The Spoon River College Office of Community Outreach offered participants in the summer youth program in Canton and Rushville the opportunity to look for treasure while also learning about GPS technology. Geocaching: Technology and Treasure was geared towards boys and girls who had completed 5th-8th grades.
According to the official geocaching website, geocaching is “a free real-world outdoor treasure hunting game using GPS-enabled devices. Participants navigate to a specific set of GPS coordinates and then attempt to find the geocache (container) hidden at that location.”
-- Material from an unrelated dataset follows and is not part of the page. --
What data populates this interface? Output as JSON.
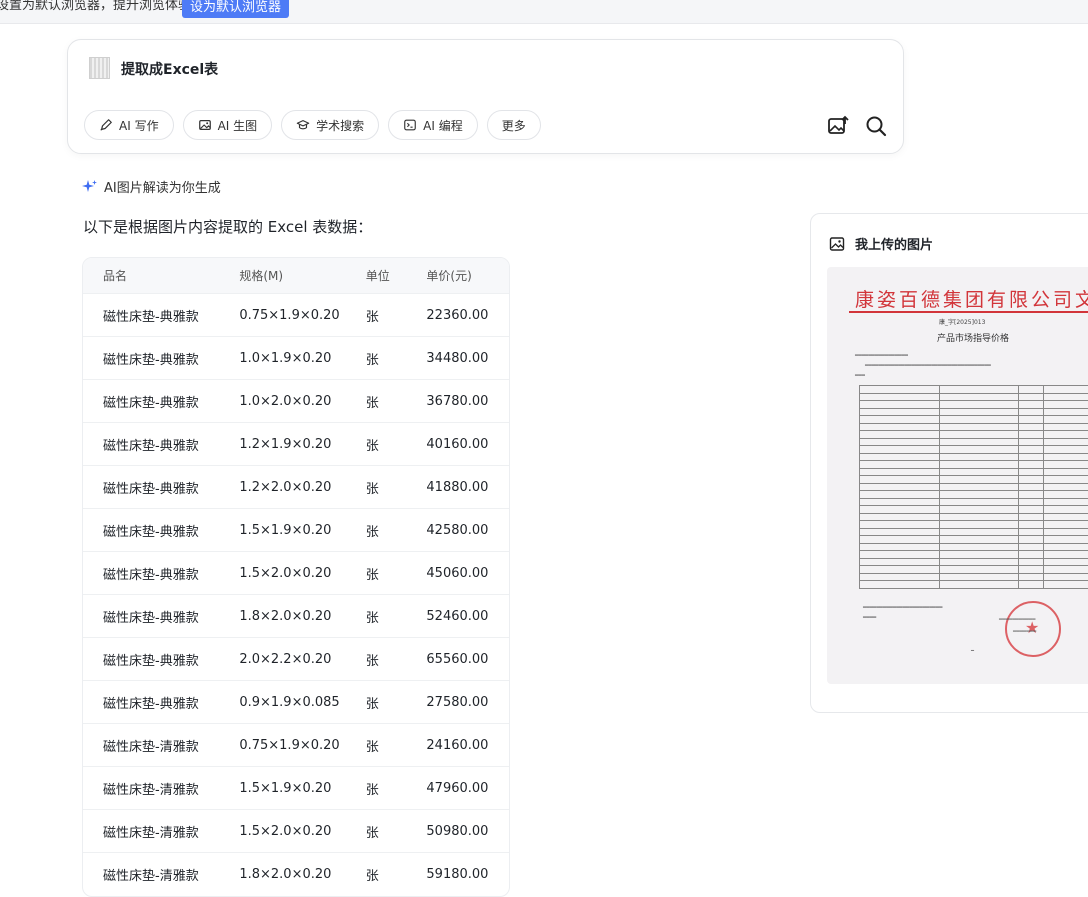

“We had them go to the geocaching website in order to learn the rules and to find treasure sites near their zip codes,” said Andrea Barbknecht, technology coordinator of community outreach who led the Rushville students in the program. “They then had to record several search sites, including cache size, terrain, and latitude and longitude coordinates.”
Armed with a car GPS to find the general location, students took turns using the coordinates to locate the specific spot where they would begin searching for the geocaches, which vary in size.
“Many of the geocaches are medicine bottles or peanut butter jars that have been covered with camouflage duct tape, and they all contain a slip of paper inside that students sign after finding them,” said Barbknecht.
And since it is a treasure hunt, some of the caches also contained some sort of trinket, such as small toys or coins, which the students could exchange for something of equal or greater value. The college provided magnets, key chains, golf tees, and buttons for students to trade.
“Part of geocaching is also leaving things better than we found them, so students also picked up any trash at the sites we searched,” Barbknecht said.
The group in Rushville found seven of the nine geocaches they searched for, while the Canton group found 10 of the 12 they searched for. All the participants kept track of what they found, including information about size, difficulty, terrain, what was found and what was traded. Upon returning to the classroom, they again visited the geocaching website, logging their finds so other geocachers would know their cache had been recently “found.”
So what was the reaction from students who had to contend with some extreme heat while looking for their treasures?
“It was amazing, with an extra ‘zing!’ I love this program and will come again next year!”